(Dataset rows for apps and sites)
━━━━
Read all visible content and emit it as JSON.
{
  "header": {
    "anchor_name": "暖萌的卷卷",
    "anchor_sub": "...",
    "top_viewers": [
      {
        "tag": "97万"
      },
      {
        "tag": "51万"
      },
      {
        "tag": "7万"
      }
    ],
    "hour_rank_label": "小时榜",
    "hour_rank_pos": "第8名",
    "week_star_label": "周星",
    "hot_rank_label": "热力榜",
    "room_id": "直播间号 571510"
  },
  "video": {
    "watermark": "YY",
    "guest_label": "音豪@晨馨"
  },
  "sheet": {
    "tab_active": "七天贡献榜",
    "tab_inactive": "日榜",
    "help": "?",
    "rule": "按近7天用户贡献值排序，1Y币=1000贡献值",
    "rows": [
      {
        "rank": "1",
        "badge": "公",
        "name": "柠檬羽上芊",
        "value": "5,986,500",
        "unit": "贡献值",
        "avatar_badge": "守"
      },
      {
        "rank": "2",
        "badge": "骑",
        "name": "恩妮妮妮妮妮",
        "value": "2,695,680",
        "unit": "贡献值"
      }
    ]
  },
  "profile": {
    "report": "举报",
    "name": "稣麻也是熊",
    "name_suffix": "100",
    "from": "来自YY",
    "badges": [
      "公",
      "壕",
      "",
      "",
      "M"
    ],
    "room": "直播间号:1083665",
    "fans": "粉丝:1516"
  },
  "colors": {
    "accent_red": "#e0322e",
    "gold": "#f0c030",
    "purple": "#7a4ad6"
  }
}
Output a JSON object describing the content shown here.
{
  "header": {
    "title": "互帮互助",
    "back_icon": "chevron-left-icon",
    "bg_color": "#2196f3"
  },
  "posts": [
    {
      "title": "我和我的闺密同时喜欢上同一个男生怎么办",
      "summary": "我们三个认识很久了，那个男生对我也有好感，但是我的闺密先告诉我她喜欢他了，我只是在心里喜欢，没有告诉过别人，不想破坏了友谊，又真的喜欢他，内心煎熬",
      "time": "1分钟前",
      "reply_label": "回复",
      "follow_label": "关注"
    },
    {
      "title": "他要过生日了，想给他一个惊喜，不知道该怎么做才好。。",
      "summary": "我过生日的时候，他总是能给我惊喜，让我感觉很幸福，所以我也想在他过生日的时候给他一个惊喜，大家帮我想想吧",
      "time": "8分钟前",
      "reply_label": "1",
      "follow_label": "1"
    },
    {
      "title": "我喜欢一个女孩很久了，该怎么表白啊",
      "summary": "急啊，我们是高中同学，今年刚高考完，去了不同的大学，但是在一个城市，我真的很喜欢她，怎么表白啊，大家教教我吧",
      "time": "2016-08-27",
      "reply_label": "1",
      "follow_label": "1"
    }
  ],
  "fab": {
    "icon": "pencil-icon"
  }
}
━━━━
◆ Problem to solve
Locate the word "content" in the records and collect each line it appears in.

◆ Answer space
Read all visible content and emit it as JSON.
Output a JSON object describing the content shown here.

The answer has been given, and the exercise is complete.